Your assignment:
Copy the data exactly.

Source data:
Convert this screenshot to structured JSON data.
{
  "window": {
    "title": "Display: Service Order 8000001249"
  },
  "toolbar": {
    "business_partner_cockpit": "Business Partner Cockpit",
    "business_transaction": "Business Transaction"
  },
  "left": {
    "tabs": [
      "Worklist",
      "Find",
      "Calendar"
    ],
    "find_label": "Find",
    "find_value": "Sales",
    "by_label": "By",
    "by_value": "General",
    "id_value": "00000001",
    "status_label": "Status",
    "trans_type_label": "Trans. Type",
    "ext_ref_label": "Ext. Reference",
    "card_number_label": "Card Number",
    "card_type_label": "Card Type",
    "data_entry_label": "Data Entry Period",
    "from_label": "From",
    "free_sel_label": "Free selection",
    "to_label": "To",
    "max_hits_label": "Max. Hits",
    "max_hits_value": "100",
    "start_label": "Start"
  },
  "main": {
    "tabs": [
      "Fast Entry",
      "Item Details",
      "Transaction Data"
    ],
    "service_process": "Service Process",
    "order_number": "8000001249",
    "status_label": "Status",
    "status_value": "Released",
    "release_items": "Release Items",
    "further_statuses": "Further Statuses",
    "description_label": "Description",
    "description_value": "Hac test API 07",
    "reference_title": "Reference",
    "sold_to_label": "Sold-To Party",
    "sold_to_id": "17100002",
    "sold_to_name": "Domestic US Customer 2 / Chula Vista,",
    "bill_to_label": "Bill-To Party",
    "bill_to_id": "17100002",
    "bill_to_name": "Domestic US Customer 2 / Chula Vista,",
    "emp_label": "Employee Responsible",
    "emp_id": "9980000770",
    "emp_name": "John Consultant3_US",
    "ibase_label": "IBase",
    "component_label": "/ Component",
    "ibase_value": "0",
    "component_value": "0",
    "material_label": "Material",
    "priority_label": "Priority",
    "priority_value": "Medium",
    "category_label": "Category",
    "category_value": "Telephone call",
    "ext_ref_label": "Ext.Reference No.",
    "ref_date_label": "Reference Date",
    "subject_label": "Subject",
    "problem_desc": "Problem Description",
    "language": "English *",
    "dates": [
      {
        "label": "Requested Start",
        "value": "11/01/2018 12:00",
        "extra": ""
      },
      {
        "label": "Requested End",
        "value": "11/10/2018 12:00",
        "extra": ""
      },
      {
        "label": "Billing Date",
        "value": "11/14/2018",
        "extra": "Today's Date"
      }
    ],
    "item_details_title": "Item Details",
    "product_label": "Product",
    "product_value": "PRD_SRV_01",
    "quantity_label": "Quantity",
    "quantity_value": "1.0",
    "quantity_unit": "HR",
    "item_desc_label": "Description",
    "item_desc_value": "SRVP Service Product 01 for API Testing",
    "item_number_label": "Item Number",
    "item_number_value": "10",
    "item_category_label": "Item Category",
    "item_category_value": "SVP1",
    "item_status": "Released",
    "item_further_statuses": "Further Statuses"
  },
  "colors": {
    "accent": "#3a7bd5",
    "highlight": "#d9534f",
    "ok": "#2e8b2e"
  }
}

Output below:
Convert this screenshot to structured JSON data.
{
  "window": {
    "title": "Display: Service Order 8000001249"
  },
  "toolbar": {
    "business_partner_cockpit": "Business Partner Cockpit",
    "business_transaction": "Business Transaction"
  },
  "left": {
    "tabs": [
      "Worklist",
      "Find",
      "Calendar"
    ],
    "find_label": "Find",
    "find_value": "Sales",
    "by_label": "By",
    "by_value": "General",
    "id_value": "00000001",
    "status_label": "Status",
    "trans_type_label": "Trans. Type",
    "ext_ref_label": "Ext. Reference",
    "card_number_label": "Card Number",
    "card_type_label": "Card Type",
    "data_entry_label": "Data Entry Period",
    "from_label": "From",
    "free_sel_label": "Free selection",
    "to_label": "To",
    "max_hits_label": "Max. Hits",
    "max_hits_value": "100",
    "start_label": "Start"
  },
  "main": {
    "tabs": [
      "Fast Entry",
      "Item Details",
      "Transaction Data"
    ],
    "service_process": "Service Process",
    "order_number": "8000001249",
    "status_label": "Status",
    "status_value": "Released",
    "release_items": "Release Items",
    "further_statuses": "Further Statuses",
    "description_label": "Description",
    "description_value": "Hac test API 07",
    "reference_title": "Reference",
    "sold_to_label": "Sold-To Party",
    "sold_to_id": "17100002",
    "sold_to_name": "Domestic US Customer 2 / Chula Vista,",
    "bill_to_label": "Bill-To Party",
    "bill_to_id": "17100002",
    "bill_to_name": "Domestic US Customer 2 / Chula Vista,",
    "emp_label": "Employee Responsible",
    "emp_id": "9980000770",
    "emp_name": "John Consultant3_US",
    "ibase_label": "IBase",
    "component_label": "/ Component",
    "ibase_value": "0",
    "component_value": "0",
    "material_label": "Material",
    "priority_label": "Priority",
    "priority_value": "Medium",
    "category_label": "Category",
    "category_value": "Telephone call",
    "ext_ref_label": "Ext.Reference No.",
    "ref_date_label": "Reference Date",
    "subject_label": "Subject",
    "problem_desc": "Problem Description",
    "language": "English *",
    "dates": [
      {
        "label": "Requested Start",
        "value": "11/01/2018 12:00",
        "extra": ""
      },
      {
        "label": "Requested End",
        "value": "11/10/2018 12:00",
        "extra": ""
      },
      {
        "label": "Billing Date",
        "value": "11/14/2018",
        "extra": "Today's Date"
      }
    ],
    "item_details_title": "Item Details",
    "product_label": "Product",
    "product_value": "PRD_SRV_01",
    "quantity_label": "Quantity",
    "quantity_value": "1.0",
    "quantity_unit": "HR",
    "item_desc_label": "Description",
    "item_desc_value": "SRVP Service Product 01 for API Testing",
    "item_number_label": "Item Number",
    "item_number_value": "10",
    "item_category_label": "Item Category",
    "item_category_value": "SVP1",
    "item_status": "Released",
    "item_further_statuses": "Further Statuses"
  },
  "colors": {
    "accent": "#3a7bd5",
    "highlight": "#d9534f",
    "ok": "#2e8b2e"
  }
}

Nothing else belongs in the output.